You need to remove the bacon instead of just mixing it in so it doesn’t burn or worse… get soggy. After the bacon is removed, you’re going to cook the onions until translucent and add garlic.
Once that’s done cooking, you’ll add the next layer of smokiness--smoked paprika and chili powder. (You’ll also add thyme, but that’s not smoky just delicious)
The smoked paprika and chili powder add a depth to this dish without being overpowering. It helps the bacon achieve the reason it’s there in the first place. Don’t panic when you add the chicken broth and your soup looks like it’ll be red. I panicked. It’s fine. The corn chowder definitely stays yellow. Bring that pot to a boil and add the corn.
Do you really need to cook the corn first then the potatoes separately?
Yeah, it seems like a pain, but it’s important. Corn only takes 5 minutes to cook. That’s it. If you’ve been cooking it longer than that, you’ve been doing it wrong--not sorry. Add all the corn, boil for five minutes, then remove the corn. Bring the pot to a boil again and add the potatoes.
While you are waiting for the potatoes to cook, remove the corn kernels from the cobs. Here’s a tip for removing corn kernels without making a giant mess.
Something I do that might seem strange is that I add the corn cobs back to the corn after I remove the kernels. Why? Corn cobs have so much flavor and add extra corny goodness to the corn chowder. Once the potatoes are fork-tender (think slightly under mashed potato-ready), remove the cobs.
Chunky or Smooth?
I prefer my chowder a little chunky. Once the potatoes are done, I add the corn and mix it all up. I then remove half the corn and potatoes and set it aside. Add the cream cheese and Greek yogurt and blend it all with your handy dandy immersion blender.
Watch that chicken stock become smooth and creamy. Add the reserved corn and potatoes and serve.
I like to top my corn chowder with the crumbled bacon from earlier, a sprinkle of fresh thyme, sometimes a dollop of Greek yogurt for a little tang, and shredded chicken if I have some on hand. My TBD chicken pulls through again and works great with this recipe. Again, this recipe is only 4 WW SP for 2 cups of pure summer gold.
Looking for another way to use summer's best vegetable? Try my elote!
Dwardcooks Corn Chowder
- immersion blender
- 8 ears corn
- 8 slices center cut bacon sliced into small pieces
- 2 lbs yellow potatoes cubed into bite size pieces
- 1 large onion diced
- 2 cloves garlic minced
- 1 tsp smoked paprika
- 1/2 tsp chili powder
- 8 cups fat free chicken broth
- 1 cup greek yogurt

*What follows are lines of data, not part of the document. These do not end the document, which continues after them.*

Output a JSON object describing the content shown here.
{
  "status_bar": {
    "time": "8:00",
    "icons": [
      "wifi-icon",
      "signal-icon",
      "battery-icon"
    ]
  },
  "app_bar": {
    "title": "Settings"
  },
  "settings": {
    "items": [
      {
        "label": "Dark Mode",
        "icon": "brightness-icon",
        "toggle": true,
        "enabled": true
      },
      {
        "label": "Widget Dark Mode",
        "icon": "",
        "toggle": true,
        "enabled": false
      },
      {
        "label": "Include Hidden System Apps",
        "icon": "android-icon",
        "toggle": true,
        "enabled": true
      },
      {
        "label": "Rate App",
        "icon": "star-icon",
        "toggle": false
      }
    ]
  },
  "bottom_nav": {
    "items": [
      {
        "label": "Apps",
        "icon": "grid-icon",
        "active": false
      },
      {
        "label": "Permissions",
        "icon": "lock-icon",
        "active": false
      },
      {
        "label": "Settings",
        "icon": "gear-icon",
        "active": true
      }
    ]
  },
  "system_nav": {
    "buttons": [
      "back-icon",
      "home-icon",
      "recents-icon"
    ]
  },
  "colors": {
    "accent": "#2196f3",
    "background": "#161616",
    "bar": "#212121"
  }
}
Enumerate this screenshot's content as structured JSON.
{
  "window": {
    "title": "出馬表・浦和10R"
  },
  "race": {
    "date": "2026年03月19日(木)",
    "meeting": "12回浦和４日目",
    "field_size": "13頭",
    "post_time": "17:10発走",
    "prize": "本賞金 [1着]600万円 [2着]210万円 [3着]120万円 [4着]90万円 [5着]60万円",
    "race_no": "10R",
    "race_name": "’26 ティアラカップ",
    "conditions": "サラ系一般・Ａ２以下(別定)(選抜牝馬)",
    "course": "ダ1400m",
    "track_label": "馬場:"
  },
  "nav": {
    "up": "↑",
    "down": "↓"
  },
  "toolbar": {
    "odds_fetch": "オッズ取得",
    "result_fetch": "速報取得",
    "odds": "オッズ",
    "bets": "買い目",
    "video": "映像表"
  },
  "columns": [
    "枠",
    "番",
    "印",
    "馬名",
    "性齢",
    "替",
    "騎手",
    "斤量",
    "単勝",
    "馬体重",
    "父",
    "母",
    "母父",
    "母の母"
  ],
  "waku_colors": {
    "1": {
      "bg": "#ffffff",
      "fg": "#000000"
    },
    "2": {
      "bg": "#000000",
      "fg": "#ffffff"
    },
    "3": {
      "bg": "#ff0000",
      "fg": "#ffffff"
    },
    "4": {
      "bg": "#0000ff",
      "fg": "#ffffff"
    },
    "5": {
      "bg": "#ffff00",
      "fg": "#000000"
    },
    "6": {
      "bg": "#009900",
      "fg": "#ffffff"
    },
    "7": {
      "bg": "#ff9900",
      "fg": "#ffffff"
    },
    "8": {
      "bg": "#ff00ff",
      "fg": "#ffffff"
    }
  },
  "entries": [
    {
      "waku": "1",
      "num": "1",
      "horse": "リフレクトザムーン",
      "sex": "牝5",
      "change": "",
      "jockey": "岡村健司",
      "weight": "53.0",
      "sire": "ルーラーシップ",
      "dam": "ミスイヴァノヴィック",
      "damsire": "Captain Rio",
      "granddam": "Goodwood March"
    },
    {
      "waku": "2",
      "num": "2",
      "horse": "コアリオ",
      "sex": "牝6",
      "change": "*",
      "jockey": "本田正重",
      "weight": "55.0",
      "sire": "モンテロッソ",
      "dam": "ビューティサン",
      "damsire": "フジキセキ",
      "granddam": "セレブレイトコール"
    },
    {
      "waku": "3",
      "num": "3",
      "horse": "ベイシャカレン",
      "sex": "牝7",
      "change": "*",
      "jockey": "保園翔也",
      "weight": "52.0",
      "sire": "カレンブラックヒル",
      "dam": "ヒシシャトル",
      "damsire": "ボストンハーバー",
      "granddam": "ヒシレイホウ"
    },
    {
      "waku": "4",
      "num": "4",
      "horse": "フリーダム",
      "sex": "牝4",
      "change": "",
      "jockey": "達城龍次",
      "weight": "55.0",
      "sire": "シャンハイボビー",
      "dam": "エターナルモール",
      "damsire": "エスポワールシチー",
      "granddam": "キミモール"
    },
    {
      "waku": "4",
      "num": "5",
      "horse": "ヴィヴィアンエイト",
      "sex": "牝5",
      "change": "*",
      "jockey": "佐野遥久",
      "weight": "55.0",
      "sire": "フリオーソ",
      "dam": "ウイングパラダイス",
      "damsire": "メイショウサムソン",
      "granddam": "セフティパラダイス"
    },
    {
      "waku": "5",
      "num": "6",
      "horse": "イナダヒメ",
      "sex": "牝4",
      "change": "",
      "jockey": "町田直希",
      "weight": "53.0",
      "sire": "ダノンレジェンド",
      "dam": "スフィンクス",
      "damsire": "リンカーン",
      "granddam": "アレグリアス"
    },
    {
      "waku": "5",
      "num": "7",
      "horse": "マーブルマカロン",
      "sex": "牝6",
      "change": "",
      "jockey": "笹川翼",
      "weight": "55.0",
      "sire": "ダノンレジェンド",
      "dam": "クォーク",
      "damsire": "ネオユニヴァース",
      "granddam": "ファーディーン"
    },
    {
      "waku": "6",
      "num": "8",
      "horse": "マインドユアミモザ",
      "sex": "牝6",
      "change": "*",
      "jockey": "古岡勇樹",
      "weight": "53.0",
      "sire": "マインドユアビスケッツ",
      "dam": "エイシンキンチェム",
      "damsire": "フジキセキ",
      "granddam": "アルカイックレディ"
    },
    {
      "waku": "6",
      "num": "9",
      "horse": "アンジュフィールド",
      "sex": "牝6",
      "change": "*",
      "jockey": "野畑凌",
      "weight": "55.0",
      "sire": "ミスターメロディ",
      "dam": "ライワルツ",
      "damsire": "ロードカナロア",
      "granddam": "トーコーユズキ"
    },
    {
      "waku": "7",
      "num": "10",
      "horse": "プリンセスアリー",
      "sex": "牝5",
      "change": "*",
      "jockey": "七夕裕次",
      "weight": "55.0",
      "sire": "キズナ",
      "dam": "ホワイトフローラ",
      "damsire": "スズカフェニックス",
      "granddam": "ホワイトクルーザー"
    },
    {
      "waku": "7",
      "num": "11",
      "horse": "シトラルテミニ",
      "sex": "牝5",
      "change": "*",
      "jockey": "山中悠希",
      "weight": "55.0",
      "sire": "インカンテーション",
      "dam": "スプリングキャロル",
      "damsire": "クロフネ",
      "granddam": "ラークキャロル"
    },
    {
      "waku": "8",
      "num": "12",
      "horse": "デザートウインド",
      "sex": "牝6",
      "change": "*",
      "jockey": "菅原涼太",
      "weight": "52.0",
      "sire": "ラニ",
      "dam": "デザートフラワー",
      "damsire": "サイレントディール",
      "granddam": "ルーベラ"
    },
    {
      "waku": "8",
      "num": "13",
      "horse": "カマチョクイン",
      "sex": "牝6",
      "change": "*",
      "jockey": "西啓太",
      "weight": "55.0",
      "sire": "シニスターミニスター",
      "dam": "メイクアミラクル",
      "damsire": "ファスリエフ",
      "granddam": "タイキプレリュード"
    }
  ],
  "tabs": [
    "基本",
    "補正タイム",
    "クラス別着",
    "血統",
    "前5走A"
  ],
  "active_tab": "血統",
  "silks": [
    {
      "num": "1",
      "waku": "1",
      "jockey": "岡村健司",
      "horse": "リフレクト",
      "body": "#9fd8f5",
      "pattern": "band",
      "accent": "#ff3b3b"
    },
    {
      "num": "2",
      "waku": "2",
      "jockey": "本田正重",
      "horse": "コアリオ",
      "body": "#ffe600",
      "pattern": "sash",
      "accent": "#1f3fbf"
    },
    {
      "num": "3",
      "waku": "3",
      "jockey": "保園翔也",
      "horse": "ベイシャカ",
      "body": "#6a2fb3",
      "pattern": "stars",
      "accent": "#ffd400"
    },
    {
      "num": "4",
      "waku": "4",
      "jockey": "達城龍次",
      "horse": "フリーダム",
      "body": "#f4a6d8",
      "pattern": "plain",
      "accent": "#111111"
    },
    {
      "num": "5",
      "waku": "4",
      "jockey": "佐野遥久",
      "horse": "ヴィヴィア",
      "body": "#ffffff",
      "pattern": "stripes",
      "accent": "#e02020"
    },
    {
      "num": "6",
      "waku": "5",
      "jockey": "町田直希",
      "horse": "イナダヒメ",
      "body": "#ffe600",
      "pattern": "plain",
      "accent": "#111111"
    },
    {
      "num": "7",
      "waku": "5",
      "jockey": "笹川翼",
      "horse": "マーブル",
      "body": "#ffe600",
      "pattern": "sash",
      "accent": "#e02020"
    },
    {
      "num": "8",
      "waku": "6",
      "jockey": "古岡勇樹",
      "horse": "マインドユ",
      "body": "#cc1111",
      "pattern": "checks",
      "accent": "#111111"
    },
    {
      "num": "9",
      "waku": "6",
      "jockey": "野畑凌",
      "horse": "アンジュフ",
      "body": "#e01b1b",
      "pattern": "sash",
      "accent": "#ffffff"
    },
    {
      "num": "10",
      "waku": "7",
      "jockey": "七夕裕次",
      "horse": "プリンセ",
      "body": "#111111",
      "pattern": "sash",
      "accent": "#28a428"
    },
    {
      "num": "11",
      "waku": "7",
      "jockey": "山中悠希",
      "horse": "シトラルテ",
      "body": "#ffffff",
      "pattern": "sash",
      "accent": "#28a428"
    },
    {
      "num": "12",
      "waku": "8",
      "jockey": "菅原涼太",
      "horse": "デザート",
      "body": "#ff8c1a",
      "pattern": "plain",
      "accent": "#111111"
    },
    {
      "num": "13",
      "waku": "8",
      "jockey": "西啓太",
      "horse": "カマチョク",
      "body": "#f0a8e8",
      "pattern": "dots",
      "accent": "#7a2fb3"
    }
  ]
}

- 2 oz reduced fat cream cheese
- 2 tbsp fresh thyme use 1 tbsp if dried
- Add sliced bacon into the pot and cook until crispy. Remove bacon, but leave the bacon fat.
- Cook diced onions in bacon fat until translucent. Once cooked, add garlic, paprika, thyme, and chili powder. Cook for about 30 seconds.
- Add chicken broth and bring to a boil
- Add corn into the boiling pot. Break the corn in half is needed to make it all fit. Boil for five minutes and remove.
- Add cubed potatoes and boil until fork tender. While the potatoes cook, remove corn from the cobs and place corn in a bowl. Add the cobs back into the pot until potatoes are done.
- Remove corn cobs from the pot when potatoes are fork tender. Add corn kernels.
- If you are keeping the chowder chunky, remove half of the corn and potatoes. If you like it smooth, keep it all in.
- Add greek yogurt and cream cheese into the pot and blend until smooth. Taste and add salt and pepper to personal preference. I used no salt chicken broth and added about 2-3 tablespoons of kosher salt + 1 tbsp of pepper.
- Top with bacon and serve.
- Additional recommended additions: shredded chicken, sliced scallions, fresh thyme, shredded cheddar, or a dollop of greek yogurt.